◆ **WHAT THE EXERCISE ASKS**: Scan the data below. Pull out each line where "author" occurs.

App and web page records
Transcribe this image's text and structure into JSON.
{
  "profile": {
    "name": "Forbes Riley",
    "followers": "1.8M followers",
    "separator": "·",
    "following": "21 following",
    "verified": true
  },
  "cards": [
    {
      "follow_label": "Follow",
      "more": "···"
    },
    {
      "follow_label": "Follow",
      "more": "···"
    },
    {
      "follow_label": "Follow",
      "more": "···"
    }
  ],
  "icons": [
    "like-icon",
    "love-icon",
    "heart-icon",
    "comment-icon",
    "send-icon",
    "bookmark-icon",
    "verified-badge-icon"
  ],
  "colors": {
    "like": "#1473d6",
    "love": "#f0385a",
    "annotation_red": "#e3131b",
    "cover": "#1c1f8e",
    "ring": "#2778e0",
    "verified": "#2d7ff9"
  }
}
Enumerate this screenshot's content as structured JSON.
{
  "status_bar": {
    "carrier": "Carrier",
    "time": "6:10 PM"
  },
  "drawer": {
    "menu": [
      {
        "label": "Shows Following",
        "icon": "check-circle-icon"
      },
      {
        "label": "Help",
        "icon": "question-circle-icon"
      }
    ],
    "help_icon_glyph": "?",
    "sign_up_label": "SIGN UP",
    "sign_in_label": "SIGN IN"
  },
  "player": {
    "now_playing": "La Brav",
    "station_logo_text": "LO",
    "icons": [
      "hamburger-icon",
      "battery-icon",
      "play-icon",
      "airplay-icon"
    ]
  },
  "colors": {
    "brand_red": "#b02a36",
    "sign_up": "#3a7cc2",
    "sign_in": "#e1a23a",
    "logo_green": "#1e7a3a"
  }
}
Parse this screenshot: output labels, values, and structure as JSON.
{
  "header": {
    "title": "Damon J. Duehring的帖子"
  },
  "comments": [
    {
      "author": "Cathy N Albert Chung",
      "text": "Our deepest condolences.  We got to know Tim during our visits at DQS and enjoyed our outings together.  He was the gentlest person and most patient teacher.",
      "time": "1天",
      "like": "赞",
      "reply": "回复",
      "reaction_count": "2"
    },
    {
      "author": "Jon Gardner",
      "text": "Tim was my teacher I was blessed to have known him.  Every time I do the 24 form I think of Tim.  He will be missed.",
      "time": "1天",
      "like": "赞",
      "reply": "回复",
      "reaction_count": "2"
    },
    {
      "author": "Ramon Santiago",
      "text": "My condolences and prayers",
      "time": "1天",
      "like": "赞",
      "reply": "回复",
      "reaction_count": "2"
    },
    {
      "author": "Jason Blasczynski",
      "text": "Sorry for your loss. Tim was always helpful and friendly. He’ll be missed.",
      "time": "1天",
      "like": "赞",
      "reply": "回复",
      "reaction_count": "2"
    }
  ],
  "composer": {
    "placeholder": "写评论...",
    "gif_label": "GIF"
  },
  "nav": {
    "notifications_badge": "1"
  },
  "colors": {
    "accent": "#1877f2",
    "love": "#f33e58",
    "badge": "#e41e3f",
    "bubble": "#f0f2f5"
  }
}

◆ **SOLUTION TO THE PROBLEM**:
      "author": "Cathy N Albert Chung",
      "author": "Jon Gardner",
      "author": "Ramon Santiago",
      "author": "Jason Blasczynski",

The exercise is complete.